Task requirements = Scan the entries for the word "validateRefreshToken" and return every line that has it.

***** The records

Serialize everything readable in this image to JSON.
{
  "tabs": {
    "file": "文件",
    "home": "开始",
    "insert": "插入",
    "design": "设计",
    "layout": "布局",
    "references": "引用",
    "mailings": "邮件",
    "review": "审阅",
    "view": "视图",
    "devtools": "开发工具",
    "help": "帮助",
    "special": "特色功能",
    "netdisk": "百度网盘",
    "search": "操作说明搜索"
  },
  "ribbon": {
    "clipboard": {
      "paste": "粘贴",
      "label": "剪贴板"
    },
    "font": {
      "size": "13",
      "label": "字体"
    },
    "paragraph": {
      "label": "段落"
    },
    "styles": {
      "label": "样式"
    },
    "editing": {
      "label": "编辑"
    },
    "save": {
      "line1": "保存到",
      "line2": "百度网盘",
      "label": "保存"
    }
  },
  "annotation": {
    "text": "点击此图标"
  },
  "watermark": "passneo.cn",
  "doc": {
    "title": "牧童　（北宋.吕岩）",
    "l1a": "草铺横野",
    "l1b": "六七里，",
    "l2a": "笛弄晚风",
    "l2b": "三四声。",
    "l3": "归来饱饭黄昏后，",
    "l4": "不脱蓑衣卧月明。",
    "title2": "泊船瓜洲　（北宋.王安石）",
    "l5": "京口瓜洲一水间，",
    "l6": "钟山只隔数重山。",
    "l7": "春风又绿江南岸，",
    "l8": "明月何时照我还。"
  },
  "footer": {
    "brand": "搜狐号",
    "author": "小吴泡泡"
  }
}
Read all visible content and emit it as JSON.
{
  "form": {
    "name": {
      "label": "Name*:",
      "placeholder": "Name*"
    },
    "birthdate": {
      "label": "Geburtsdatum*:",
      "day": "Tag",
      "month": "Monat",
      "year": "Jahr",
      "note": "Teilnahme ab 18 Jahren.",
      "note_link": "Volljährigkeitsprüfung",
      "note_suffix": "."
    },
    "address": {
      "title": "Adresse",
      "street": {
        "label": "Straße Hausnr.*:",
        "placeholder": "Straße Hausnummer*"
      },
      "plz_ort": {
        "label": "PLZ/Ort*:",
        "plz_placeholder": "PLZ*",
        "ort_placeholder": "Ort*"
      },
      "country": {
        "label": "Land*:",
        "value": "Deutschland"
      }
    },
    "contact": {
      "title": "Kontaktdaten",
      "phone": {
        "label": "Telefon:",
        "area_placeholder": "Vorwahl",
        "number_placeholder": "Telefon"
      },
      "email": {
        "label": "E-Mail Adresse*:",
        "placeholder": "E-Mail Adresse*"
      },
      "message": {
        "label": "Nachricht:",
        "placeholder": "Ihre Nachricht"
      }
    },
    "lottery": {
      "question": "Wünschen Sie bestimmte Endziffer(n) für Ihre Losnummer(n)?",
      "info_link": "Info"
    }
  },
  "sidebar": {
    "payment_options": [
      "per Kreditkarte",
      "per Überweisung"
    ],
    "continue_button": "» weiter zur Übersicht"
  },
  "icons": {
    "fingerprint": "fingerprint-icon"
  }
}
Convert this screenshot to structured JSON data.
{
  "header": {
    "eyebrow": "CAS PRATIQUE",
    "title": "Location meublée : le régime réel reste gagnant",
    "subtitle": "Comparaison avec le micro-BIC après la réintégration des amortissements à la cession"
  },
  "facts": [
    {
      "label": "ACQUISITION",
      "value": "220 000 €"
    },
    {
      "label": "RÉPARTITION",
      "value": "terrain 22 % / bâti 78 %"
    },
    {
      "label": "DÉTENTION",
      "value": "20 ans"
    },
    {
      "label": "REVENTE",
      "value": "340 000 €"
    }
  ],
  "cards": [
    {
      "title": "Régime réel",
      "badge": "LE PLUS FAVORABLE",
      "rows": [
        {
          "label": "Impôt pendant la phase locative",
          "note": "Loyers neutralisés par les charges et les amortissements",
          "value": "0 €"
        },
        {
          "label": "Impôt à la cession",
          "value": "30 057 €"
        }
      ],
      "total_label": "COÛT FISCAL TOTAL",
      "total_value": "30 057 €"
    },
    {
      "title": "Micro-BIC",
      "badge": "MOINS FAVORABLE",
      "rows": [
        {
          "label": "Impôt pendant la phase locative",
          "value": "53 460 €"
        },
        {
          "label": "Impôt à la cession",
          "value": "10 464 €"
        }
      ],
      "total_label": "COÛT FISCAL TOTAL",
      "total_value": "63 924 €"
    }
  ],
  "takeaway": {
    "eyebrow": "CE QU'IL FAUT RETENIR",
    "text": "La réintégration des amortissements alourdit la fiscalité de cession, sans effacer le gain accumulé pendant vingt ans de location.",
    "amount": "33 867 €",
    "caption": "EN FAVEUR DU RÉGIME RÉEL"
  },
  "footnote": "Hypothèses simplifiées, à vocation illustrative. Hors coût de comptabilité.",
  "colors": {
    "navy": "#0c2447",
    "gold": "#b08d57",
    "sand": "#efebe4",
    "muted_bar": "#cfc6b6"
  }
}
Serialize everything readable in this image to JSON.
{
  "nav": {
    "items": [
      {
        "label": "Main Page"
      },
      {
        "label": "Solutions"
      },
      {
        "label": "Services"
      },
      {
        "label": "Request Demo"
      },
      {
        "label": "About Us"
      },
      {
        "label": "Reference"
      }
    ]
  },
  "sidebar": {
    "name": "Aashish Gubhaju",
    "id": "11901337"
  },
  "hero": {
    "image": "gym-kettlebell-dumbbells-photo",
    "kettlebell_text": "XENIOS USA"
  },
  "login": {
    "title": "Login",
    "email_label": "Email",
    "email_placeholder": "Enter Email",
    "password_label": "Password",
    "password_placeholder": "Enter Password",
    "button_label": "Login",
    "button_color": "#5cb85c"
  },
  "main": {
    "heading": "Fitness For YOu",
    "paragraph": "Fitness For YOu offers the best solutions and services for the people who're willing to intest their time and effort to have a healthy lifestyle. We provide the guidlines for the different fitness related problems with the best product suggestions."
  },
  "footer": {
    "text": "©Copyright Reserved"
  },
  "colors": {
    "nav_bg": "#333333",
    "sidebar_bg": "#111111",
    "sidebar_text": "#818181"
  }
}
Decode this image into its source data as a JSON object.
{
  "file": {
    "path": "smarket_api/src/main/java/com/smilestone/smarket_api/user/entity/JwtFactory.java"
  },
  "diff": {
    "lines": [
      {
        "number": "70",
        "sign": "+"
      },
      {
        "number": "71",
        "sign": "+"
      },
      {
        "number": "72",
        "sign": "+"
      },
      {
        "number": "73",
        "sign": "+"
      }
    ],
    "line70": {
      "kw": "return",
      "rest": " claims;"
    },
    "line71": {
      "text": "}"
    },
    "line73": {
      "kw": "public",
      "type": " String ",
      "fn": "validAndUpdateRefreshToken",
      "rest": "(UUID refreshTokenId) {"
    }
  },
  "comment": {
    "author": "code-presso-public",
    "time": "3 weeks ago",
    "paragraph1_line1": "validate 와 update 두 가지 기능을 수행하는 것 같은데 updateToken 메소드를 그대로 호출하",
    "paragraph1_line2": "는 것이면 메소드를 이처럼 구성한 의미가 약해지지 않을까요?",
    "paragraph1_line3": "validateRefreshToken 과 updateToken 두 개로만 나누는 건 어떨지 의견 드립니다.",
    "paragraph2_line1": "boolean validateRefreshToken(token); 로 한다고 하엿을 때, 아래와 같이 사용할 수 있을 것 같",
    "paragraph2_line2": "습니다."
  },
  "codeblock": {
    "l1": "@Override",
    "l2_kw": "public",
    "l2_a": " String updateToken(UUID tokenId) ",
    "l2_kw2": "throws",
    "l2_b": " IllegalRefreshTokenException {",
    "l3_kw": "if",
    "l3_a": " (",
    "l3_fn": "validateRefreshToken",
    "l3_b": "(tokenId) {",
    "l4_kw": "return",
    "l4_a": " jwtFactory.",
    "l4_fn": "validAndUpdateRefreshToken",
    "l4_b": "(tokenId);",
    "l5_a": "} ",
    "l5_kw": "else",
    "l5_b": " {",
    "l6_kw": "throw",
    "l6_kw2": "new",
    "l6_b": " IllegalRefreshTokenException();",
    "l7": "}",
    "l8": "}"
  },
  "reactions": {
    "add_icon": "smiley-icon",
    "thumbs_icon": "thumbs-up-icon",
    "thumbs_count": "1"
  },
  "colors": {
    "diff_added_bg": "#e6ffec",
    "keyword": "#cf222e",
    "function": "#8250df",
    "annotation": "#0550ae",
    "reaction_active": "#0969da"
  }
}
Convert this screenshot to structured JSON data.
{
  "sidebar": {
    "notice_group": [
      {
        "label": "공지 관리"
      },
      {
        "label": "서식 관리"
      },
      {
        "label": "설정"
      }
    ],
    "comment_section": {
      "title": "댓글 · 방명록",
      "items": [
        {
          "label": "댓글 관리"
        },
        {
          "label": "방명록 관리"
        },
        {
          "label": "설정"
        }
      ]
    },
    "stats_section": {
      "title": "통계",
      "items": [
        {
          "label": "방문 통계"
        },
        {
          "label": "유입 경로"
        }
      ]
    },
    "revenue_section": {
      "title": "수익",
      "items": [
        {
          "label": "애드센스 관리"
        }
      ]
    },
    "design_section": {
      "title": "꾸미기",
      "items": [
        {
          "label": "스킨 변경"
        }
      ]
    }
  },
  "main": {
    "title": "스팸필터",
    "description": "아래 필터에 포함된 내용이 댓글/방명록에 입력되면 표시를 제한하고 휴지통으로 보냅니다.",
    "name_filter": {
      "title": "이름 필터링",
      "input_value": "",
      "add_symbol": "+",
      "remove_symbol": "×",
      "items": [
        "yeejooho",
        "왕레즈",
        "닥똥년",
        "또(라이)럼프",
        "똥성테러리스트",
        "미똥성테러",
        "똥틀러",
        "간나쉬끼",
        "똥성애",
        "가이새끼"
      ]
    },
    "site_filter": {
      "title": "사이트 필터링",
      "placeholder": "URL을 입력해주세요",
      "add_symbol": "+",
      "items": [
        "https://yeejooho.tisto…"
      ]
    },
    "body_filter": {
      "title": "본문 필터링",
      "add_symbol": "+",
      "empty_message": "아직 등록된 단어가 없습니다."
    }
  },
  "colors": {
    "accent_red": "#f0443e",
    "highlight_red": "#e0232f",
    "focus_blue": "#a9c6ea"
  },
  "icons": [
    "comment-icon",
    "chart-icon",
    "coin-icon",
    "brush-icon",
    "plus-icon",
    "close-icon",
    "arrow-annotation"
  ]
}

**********

Response for this exercise =
    "paragraph1_line3": "validateRefreshToken 과 updateToken 두 개로만 나누는 건 어떨지 의견 드립니다.",
    "paragraph2_line1": "boolean validateRefreshToken(token); 로 한다고 하엿을 때, 아래와 같이 사용할 수 있을 것 같",
    "l3_fn": "validateRefreshToken",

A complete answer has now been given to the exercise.